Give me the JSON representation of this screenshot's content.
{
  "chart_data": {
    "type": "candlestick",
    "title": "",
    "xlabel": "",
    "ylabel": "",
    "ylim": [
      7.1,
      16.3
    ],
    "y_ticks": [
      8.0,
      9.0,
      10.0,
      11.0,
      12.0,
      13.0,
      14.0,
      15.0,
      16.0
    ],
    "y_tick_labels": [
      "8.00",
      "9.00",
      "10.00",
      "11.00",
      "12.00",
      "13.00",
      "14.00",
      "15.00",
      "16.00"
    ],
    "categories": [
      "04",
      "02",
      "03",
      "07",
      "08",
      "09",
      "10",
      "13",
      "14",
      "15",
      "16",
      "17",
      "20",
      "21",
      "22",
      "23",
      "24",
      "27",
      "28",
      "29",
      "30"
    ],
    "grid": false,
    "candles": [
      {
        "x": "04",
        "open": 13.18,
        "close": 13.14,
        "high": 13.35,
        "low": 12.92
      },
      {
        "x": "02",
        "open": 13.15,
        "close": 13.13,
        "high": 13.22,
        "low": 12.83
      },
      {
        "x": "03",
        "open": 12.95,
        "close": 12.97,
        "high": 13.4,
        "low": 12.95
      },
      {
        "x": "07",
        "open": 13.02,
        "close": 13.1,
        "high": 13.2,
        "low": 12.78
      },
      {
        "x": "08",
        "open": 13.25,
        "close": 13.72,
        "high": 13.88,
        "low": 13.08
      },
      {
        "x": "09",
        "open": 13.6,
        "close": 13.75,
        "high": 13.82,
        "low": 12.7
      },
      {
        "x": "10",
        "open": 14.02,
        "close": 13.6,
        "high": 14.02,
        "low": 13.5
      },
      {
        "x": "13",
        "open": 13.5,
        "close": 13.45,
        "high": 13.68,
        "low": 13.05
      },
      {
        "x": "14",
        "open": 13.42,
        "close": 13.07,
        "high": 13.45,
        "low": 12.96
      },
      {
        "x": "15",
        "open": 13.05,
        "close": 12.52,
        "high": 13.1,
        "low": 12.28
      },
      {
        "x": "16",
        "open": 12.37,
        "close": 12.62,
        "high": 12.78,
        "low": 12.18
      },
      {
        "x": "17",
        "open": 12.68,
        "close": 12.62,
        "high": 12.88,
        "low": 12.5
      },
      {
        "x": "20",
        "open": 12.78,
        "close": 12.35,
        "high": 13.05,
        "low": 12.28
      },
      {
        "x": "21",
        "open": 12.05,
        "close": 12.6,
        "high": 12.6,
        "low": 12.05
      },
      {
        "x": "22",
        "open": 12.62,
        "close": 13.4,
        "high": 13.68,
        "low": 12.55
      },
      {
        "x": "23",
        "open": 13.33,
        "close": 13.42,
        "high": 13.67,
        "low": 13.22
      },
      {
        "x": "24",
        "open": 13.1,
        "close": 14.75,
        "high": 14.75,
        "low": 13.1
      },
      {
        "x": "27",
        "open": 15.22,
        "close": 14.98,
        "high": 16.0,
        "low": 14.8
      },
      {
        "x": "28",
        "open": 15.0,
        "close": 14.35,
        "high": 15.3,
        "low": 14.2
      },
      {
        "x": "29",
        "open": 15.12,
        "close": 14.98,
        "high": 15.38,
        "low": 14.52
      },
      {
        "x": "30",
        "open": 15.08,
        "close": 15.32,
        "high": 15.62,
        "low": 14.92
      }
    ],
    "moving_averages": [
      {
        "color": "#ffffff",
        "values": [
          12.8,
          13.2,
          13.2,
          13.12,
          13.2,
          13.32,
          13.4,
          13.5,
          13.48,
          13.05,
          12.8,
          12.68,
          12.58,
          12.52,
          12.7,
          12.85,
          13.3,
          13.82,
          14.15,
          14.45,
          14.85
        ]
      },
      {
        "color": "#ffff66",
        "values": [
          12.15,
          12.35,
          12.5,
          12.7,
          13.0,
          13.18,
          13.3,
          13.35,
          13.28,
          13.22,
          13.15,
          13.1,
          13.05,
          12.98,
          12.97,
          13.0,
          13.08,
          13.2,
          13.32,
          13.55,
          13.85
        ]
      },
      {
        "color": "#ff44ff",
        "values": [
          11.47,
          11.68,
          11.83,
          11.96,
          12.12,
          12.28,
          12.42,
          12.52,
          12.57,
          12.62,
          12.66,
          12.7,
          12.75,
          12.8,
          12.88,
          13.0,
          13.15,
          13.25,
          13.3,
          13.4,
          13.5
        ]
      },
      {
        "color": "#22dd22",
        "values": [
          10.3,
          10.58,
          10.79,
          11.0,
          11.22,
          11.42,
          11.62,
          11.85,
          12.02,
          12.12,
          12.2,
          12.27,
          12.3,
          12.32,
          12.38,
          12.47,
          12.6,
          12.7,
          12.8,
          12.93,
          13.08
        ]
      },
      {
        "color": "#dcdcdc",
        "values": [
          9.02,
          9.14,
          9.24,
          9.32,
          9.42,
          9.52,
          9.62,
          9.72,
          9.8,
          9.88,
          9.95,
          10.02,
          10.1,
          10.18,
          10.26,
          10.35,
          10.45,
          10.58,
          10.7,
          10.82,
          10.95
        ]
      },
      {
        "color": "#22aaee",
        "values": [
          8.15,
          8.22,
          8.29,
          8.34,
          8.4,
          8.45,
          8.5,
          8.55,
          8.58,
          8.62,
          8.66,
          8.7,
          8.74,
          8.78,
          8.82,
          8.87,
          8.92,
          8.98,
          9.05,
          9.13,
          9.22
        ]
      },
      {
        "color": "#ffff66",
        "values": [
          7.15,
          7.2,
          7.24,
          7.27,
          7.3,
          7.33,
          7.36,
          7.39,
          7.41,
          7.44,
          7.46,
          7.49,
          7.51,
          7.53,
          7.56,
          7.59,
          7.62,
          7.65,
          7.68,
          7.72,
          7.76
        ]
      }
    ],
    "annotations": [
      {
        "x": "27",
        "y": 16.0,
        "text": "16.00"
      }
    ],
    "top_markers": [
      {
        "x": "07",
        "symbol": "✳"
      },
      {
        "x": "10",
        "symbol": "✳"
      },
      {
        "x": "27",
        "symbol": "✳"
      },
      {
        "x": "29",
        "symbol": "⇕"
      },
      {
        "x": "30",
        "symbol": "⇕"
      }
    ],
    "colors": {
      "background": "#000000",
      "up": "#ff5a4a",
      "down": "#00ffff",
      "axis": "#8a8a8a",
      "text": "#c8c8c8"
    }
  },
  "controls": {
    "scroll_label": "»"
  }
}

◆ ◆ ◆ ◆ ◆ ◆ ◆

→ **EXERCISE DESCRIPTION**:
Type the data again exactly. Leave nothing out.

→ **WRITTEN REPLY**:
Give me the JSON representation of this screenshot's content.
{
  "chart_data": {
    "type": "candlestick",
    "title": "",
    "xlabel": "",
    "ylabel": "",
    "ylim": [
      7.1,
      16.3
    ],
    "y_ticks": [
      8.0,
      9.0,
      10.0,
      11.0,
      12.0,
      13.0,
      14.0,
      15.0,
      16.0
    ],
    "y_tick_labels": [
      "8.00",
      "9.00",
      "10.00",
      "11.00",
      "12.00",
      "13.00",
      "14.00",
      "15.00",
      "16.00"
    ],
    "categories": [
      "04",
      "02",
      "03",
      "07",
      "08",
      "09",
      "10",
      "13",
      "14",
      "15",
      "16",
      "17",
      "20",
      "21",
      "22",
      "23",
      "24",
      "27",
      "28",
      "29",
      "30"
    ],
    "grid": false,
    "candles": [
      {
        "x": "04",
        "open": 13.18,
        "close": 13.14,
        "high": 13.35,
        "low": 12.92
      },
      {
        "x": "02",
        "open": 13.15,
        "close": 13.13,
        "high": 13.22,
        "low": 12.83
      },
      {
        "x": "03",
        "open": 12.95,
        "close": 12.97,
        "high": 13.4,
        "low": 12.95
      },
      {
        "x": "07",
        "open": 13.02,
        "close": 13.1,
        "high": 13.2,
        "low": 12.78
      },
      {
        "x": "08",
        "open": 13.25,
        "close": 13.72,
        "high": 13.88,
        "low": 13.08
      },
      {
        "x": "09",
        "open": 13.6,
        "close": 13.75,
        "high": 13.82,
        "low": 12.7
      },
      {
        "x": "10",
        "open": 14.02,
        "close": 13.6,
        "high": 14.02,
        "low": 13.5
      },
      {
        "x": "13",
        "open": 13.5,
        "close": 13.45,
        "high": 13.68,
        "low": 13.05
      },
      {
        "x": "14",
        "open": 13.42,
        "close": 13.07,
        "high": 13.45,
        "low": 12.96
      },
      {
        "x": "15",
        "open": 13.05,
        "close": 12.52,
        "high": 13.1,
        "low": 12.28
      },
      {
        "x": "16",
        "open": 12.37,
        "close": 12.62,
        "high": 12.78,
        "low": 12.18
      },
      {
        "x": "17",
        "open": 12.68,
        "close": 12.62,
        "high": 12.88,
        "low": 12.5
      },
      {
        "x": "20",
        "open": 12.78,
        "close": 12.35,
        "high": 13.05,
        "low": 12.28
      },
      {
        "x": "21",
        "open": 12.05,
        "close": 12.6,
        "high": 12.6,
        "low": 12.05
      },
      {
        "x": "22",
        "open": 12.62,
        "close": 13.4,
        "high": 13.68,
        "low": 12.55
      },
      {
        "x": "23",
        "open": 13.33,
        "close": 13.42,
        "high": 13.67,
        "low": 13.22
      },
      {
        "x": "24",
        "open": 13.1,
        "close": 14.75,
        "high": 14.75,
        "low": 13.1
      },
      {
        "x": "27",
        "open": 15.22,
        "close": 14.98,
        "high": 16.0,
        "low": 14.8
      },
      {
        "x": "28",
        "open": 15.0,
        "close": 14.35,
        "high": 15.3,
        "low": 14.2
      },
      {
        "x": "29",
        "open": 15.12,
        "close": 14.98,
        "high": 15.38,
        "low": 14.52
      },
      {
        "x": "30",
        "open": 15.08,
        "close": 15.32,
        "high": 15.62,
        "low": 14.92
      }
    ],
    "moving_averages": [
      {
        "color": "#ffffff",
        "values": [
          12.8,
          13.2,
          13.2,
          13.12,
          13.2,
          13.32,
          13.4,
          13.5,
          13.48,
          13.05,
          12.8,
          12.68,
          12.58,
          12.52,
          12.7,
          12.85,
          13.3,
          13.82,
          14.15,
          14.45,
          14.85
        ]
      },
      {
        "color": "#ffff66",
        "values": [
          12.15,
          12.35,
          12.5,
          12.7,
          13.0,
          13.18,
          13.3,
          13.35,
          13.28,
          13.22,
          13.15,
          13.1,
          13.05,
          12.98,
          12.97,
          13.0,
          13.08,
          13.2,
          13.32,
          13.55,
          13.85
        ]
      },
      {
        "color": "#ff44ff",
        "values": [
          11.47,
          11.68,
          11.83,
          11.96,
          12.12,
          12.28,
          12.42,
          12.52,
          12.57,
          12.62,
          12.66,
          12.7,
          12.75,
          12.8,
          12.88,
          13.0,
          13.15,
          13.25,
          13.3,
          13.4,
          13.5
        ]
      },
      {
        "color": "#22dd22",
        "values": [
          10.3,
          10.58,
          10.79,
          11.0,
          11.22,
          11.42,
          11.62,
          11.85,
          12.02,
          12.12,
          12.2,
          12.27,
          12.3,
          12.32,
          12.38,
          12.47,
          12.6,
          12.7,
          12.8,
          12.93,
          13.08
        ]
      },
      {
        "color": "#dcdcdc",
        "values": [
          9.02,
          9.14,
          9.24,
          9.32,
          9.42,
          9.52,
          9.62,
          9.72,
          9.8,
          9.88,
          9.95,
          10.02,
          10.1,
          10.18,
          10.26,
          10.35,
          10.45,
          10.58,
          10.7,
          10.82,
          10.95
        ]
      },
      {
        "color": "#22aaee",
        "values": [
          8.15,
          8.22,
          8.29,
          8.34,
          8.4,
          8.45,
          8.5,
          8.55,
          8.58,
          8.62,
          8.66,
          8.7,
          8.74,
          8.78,
          8.82,
          8.87,
          8.92,
          8.98,
          9.05,
          9.13,
          9.22
        ]
      },
      {
        "color": "#ffff66",
        "values": [
          7.15,
          7.2,
          7.24,
          7.27,
          7.3,
          7.33,
          7.36,
          7.39,
          7.41,
          7.44,
          7.46,
          7.49,
          7.51,
          7.53,
          7.56,
          7.59,
          7.62,
          7.65,
          7.68,
          7.72,
          7.76
        ]
      }
    ],
    "annotations": [
      {
        "x": "27",
        "y": 16.0,
        "text": "16.00"
      }
    ],
    "top_markers": [
      {
        "x": "07",
        "symbol": "✳"
      },
      {
        "x": "10",
        "symbol": "✳"
      },
      {
        "x": "27",
        "symbol": "✳"
      },
      {
        "x": "29",
        "symbol": "⇕"
      },
      {
        "x": "30",
        "symbol": "⇕"
      }
    ],
    "colors": {
      "background": "#000000",
      "up": "#ff5a4a",
      "down": "#00ffff",
      "axis": "#8a8a8a",
      "text": "#c8c8c8"
    }
  },
  "controls": {
    "scroll_label": "»"
  }
}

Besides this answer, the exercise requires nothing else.